Singer says Home Office has helped tabloids in pushing their agenda in essay addressing backlash

Heather Saul@heatheranne9
Sunday 19 March 2017 20:56
comments
Lily Allen
Lily Allen

When Lily Allen delivered a tearful, heartfelt apology to a child refugee on camera, she probably wasn’t expecting the protracted furore that would blow up in her face. Similarly, Gary Lineker probably didn’t expect the vitriol that would be prompted by one tweet either.

The Lily Allen and Gary Lineker vs the tabloids and Twitter battle powers full steam ahead today, with the singer setting out her stance in an essay published by Vice.

In it, Allen accused the tabloid media of trying to silence celebrities by presenting them as out of touch in order to push their own agendas. The singer says the Government has been complicit in this by processing refugees in their late teens first, knowing they would lead media coverage. The Home Office told the Independent more than 200 children have been brought to the UK since 10 October, with more due to arrive in the coming days and weeks.

“There are much younger unaccompanied children who still haven't been processed – so why did the UK take in a tiny group of older male teenagers first? Doing that doesn't really help the plight of the refugees, but it does push the agenda of the tabloids.”

Allen was widely mocked for her empathetic response towards the 13-year-old boy living in a camp in Calais which is now being demolished. One remark particularly riled some: “I apologise on behalf of my country. I’m sorry for what we have put you through.” The backlash came thick and fast in “not in my name” tweets.

When the Tory MP David Davies issued his widely condemned call for child refugees to undergo dental checks because those arriving "don't look like children", he even used Allen as an example of how the UK must adopt a more “hard-nosed” attitude: “It's no good Lily Allen turning up with tears in her eyes and all the rest of it.”

Lineker was then accused of “peddling lies” and branded a “leftie luvvie” for also demonstrating compassion towards refugees in a front page by The Sun. His criticism of attitudes towards refugees arriving in the UK as “racist” was met with calls for him to be sacked for breaching impartiality guidelines, calls that received an unperturbed response from the broadcaster: “Gary is a freelance broadcaster and this is a personal Twitter account.”

“The Sun isn't really calling for Gary Lineker to be fired because of a tweet,” writes Allen. “He's being attacked because Murdoch hates the BBC. It's using refugees to have a proxy war with the most successful sports presenter who isn't on Sky.”

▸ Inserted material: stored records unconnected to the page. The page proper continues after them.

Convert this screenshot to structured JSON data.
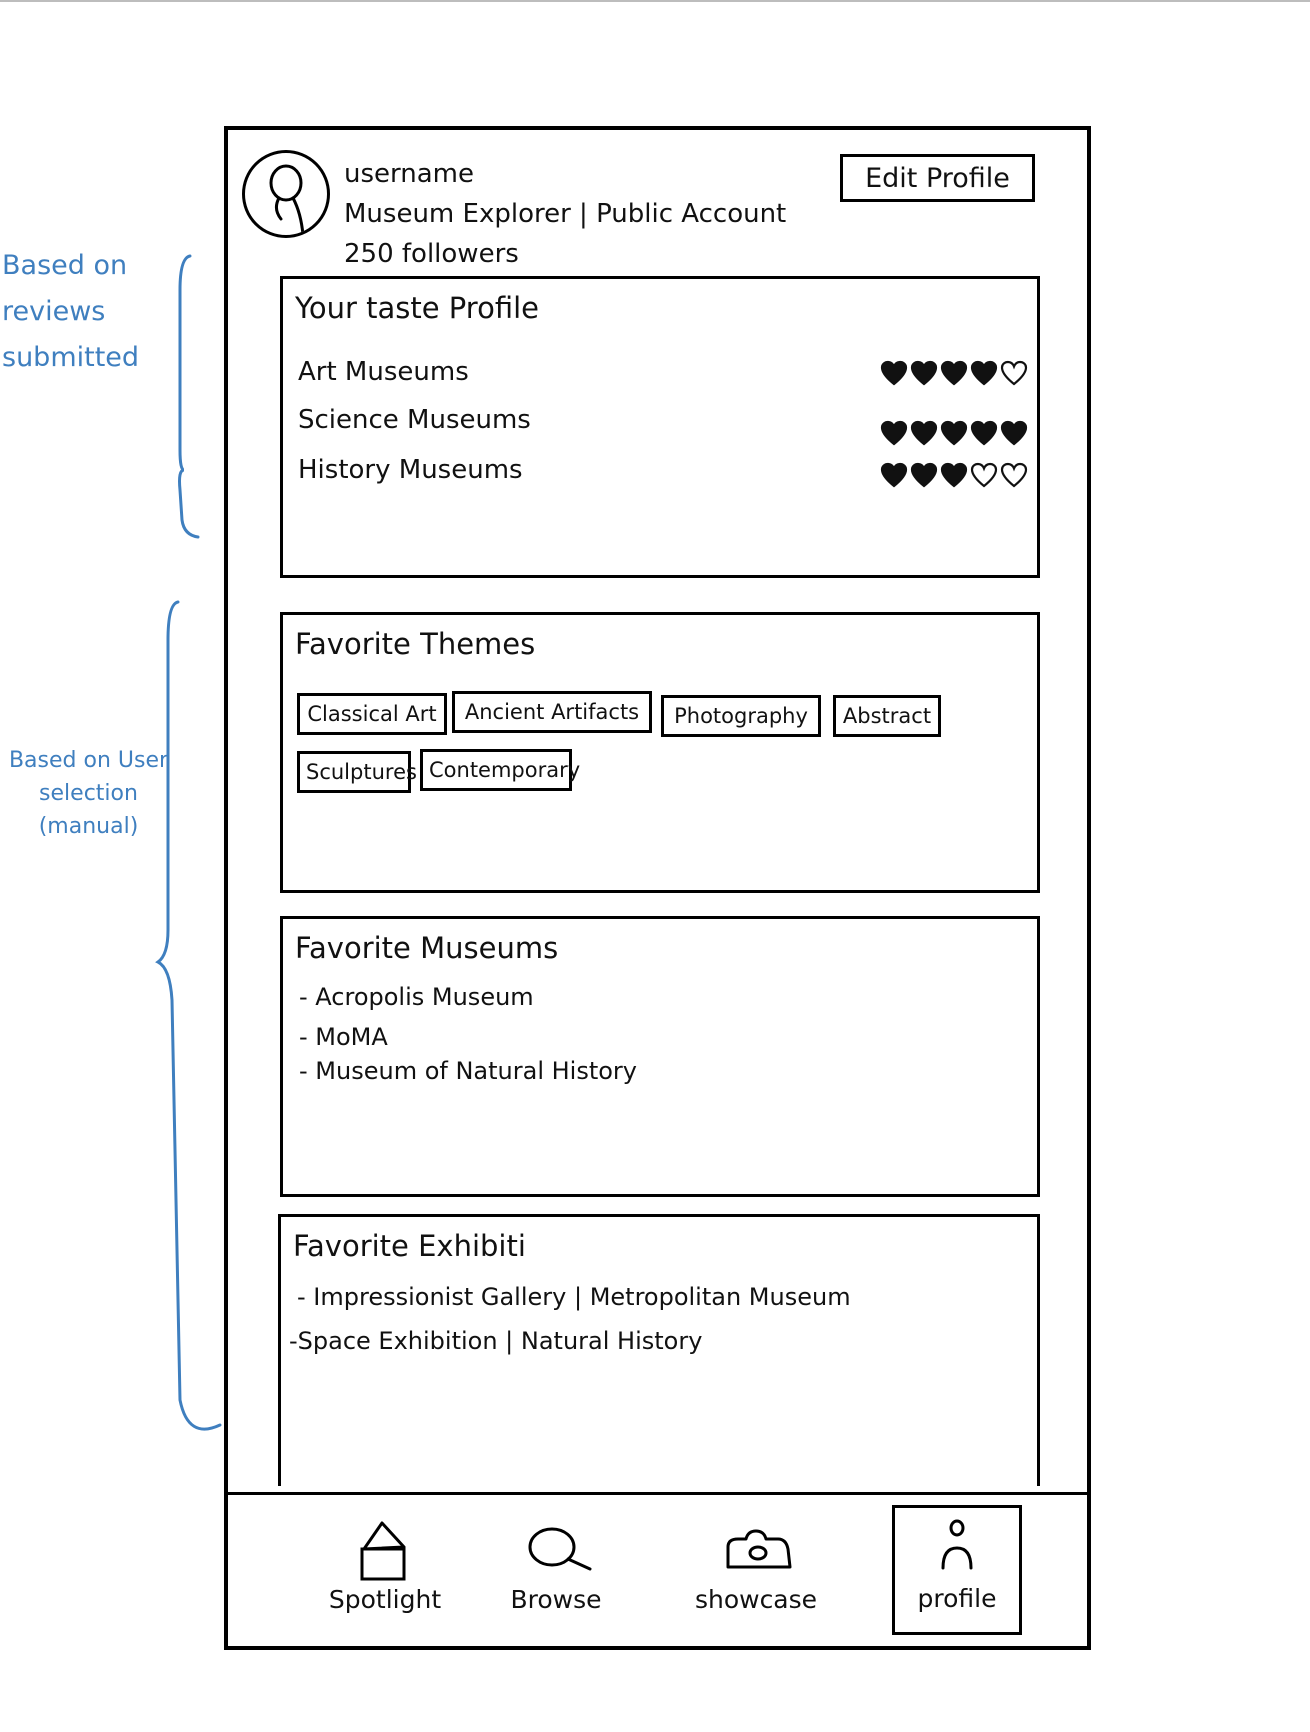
{
  "annotations": {
    "taste_note": "Based on reviews submitted",
    "themes_note": "Based on User selection (manual)"
  },
  "profile": {
    "username": "username",
    "account_type": "Museum Explorer | Public Account",
    "followers": "250 followers",
    "edit_label": "Edit Profile",
    "avatar_icon": "person-avatar-icon"
  },
  "taste_profile": {
    "title": "Your taste Profile",
    "rows": [
      {
        "label": "Art Museums",
        "rating": 4,
        "max": 5
      },
      {
        "label": "Science Museums",
        "rating": 5,
        "max": 5
      },
      {
        "label": "History Museums",
        "rating": 3,
        "max": 5
      }
    ]
  },
  "favorite_themes": {
    "title": "Favorite Themes",
    "chips": [
      "Classical Art",
      "Ancient Artifacts",
      "Photography",
      "Abstract",
      "Sculptures",
      "Contemporary"
    ]
  },
  "favorite_museums": {
    "title": "Favorite Museums",
    "items": [
      "- Acropolis Museum",
      "- MoMA",
      "- Museum of Natural History"
    ]
  },
  "favorite_exhibits": {
    "title": "Favorite Exhibiti",
    "items": [
      "- Impressionist Gallery | Metropolitan Museum",
      "-Space Exhibition | Natural History"
    ]
  },
  "nav": {
    "items": [
      {
        "label": "Spotlight",
        "icon": "house-icon"
      },
      {
        "label": "Browse",
        "icon": "search-icon"
      },
      {
        "label": "showcase",
        "icon": "camera-icon"
      },
      {
        "label": "profile",
        "icon": "person-icon",
        "active": true
      }
    ]
  }
}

Allen says her decision to speak out, regardless of the backlash, comes from her refusal to be “a good German” in a scenario increasingly echoing the one that engendered the rise of Hitler.

“From a very early age we were taught about the Second World War and how evil Hitler was. You always wonder how he managed to get the whole country to go along with that. Now we're seeing it. But I don't want to be a good German. I want to be on the right side of history.

Meanwhile, Lineker silenced his detractors today by sharing Allen’s piece, adding just one comment above it: “It is worth it.”

Join our new commenting forum

Join thought-provoking conversations, follow other Independent readers and see their replies

View comments